Saved data entries
______
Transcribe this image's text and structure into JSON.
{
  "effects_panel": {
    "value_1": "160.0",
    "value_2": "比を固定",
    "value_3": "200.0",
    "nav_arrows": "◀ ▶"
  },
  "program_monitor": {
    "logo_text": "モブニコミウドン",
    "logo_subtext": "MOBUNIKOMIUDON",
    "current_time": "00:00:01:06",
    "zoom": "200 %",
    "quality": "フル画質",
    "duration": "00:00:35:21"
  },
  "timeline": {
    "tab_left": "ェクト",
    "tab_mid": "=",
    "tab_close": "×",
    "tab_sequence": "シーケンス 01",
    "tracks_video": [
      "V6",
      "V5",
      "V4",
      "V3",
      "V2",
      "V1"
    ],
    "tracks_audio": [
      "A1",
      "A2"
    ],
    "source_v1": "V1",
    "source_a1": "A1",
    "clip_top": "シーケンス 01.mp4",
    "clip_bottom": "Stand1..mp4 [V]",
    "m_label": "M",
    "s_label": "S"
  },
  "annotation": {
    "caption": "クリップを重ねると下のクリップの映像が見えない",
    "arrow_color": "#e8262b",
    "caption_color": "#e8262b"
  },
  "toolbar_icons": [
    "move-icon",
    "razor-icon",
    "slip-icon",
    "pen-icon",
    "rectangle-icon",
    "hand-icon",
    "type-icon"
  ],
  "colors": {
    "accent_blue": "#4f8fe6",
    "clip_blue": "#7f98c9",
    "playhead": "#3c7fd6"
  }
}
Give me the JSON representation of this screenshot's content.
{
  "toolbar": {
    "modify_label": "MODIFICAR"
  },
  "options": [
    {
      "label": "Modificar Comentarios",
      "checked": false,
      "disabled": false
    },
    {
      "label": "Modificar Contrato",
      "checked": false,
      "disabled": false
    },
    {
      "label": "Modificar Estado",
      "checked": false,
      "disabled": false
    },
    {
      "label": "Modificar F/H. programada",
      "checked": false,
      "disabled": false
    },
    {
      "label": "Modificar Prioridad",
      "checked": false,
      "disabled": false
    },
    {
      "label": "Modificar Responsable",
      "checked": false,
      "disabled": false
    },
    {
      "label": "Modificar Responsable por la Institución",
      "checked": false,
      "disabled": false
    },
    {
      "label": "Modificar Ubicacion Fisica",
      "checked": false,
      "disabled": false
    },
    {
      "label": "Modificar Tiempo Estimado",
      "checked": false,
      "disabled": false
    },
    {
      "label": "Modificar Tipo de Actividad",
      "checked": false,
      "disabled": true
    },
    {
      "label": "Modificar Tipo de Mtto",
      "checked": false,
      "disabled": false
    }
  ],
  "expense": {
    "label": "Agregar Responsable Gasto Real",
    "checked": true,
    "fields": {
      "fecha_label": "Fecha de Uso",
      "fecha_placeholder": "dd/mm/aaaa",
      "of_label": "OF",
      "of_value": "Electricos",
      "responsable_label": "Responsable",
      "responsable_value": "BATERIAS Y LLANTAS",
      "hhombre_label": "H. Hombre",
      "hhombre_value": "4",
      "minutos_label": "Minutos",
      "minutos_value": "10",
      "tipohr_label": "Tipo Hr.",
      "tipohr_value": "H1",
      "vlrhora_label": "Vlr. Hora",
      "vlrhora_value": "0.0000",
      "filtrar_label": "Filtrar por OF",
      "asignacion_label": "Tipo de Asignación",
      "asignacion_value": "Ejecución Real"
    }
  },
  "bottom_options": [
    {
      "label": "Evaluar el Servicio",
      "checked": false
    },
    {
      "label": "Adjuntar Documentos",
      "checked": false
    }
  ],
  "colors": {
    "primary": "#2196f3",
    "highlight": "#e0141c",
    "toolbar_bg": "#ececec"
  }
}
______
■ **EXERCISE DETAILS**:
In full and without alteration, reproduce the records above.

■ **TASK OUTPUT**:
Transcribe this image's text and structure into JSON.
{
  "effects_panel": {
    "value_1": "160.0",
    "value_2": "比を固定",
    "value_3": "200.0",
    "nav_arrows": "◀ ▶"
  },
  "program_monitor": {
    "logo_text": "モブニコミウドン",
    "logo_subtext": "MOBUNIKOMIUDON",
    "current_time": "00:00:01:06",
    "zoom": "200 %",
    "quality": "フル画質",
    "duration": "00:00:35:21"
  },
  "timeline": {
    "tab_left": "ェクト",
    "tab_mid": "=",
    "tab_close": "×",
    "tab_sequence": "シーケンス 01",
    "tracks_video": [
      "V6",
      "V5",
      "V4",
      "V3",
      "V2",
      "V1"
    ],
    "tracks_audio": [
      "A1",
      "A2"
    ],
    "source_v1": "V1",
    "source_a1": "A1",
    "clip_top": "シーケンス 01.mp4",
    "clip_bottom": "Stand1..mp4 [V]",
    "m_label": "M",
    "s_label": "S"
  },
  "annotation": {
    "caption": "クリップを重ねると下のクリップの映像が見えない",
    "arrow_color": "#e8262b",
    "caption_color": "#e8262b"
  },
  "toolbar_icons": [
    "move-icon",
    "razor-icon",
    "slip-icon",
    "pen-icon",
    "rectangle-icon",
    "hand-icon",
    "type-icon"
  ],
  "colors": {
    "accent_blue": "#4f8fe6",
    "clip_blue": "#7f98c9",
    "playhead": "#3c7fd6"
  }
}
Give me the JSON representation of this screenshot's content.
{
  "toolbar": {
    "modify_label": "MODIFICAR"
  },
  "options": [
    {
      "label": "Modificar Comentarios",
      "checked": false,
      "disabled": false
    },
    {
      "label": "Modificar Contrato",
      "checked": false,
      "disabled": false
    },
    {
      "label": "Modificar Estado",
      "checked": false,
      "disabled": false
    },
    {
      "label": "Modificar F/H. programada",
      "checked": false,
      "disabled": false
    },
    {
      "label": "Modificar Prioridad",
      "checked": false,
      "disabled": false
    },
    {
      "label": "Modificar Responsable",
      "checked": false,
      "disabled": false
    },
    {
      "label": "Modificar Responsable por la Institución",
      "checked": false,
      "disabled": false
    },
    {
      "label": "Modificar Ubicacion Fisica",
      "checked": false,
      "disabled": false
    },
    {
      "label": "Modificar Tiempo Estimado",
      "checked": false,
      "disabled": false
    },
    {
      "label": "Modificar Tipo de Actividad",
      "checked": false,
      "disabled": true
    },
    {
      "label": "Modificar Tipo de Mtto",
      "checked": false,
      "disabled": false
    }
  ],
  "expense": {
    "label": "Agregar Responsable Gasto Real",
    "checked": true,
    "fields": {
      "fecha_label": "Fecha de Uso",
      "fecha_placeholder": "dd/mm/aaaa",
      "of_label": "OF",
      "of_value": "Electricos",
      "responsable_label": "Responsable",
      "responsable_value": "BATERIAS Y LLANTAS",
      "hhombre_label": "H. Hombre",
      "hhombre_value": "4",
      "minutos_label": "Minutos",
      "minutos_value": "10",
      "tipohr_label": "Tipo Hr.",
      "tipohr_value": "H1",
      "vlrhora_label": "Vlr. Hora",
      "vlrhora_value": "0.0000",
      "filtrar_label": "Filtrar por OF",
      "asignacion_label": "Tipo de Asignación",
      "asignacion_value": "Ejecución Real"
    }
  },
  "bottom_options": [
    {
      "label": "Evaluar el Servicio",
      "checked": false
    },
    {
      "label": "Adjuntar Documentos",
      "checked": false
    }
  ],
  "colors": {
    "primary": "#2196f3",
    "highlight": "#e0141c",
    "toolbar_bg": "#ececec"
  }
}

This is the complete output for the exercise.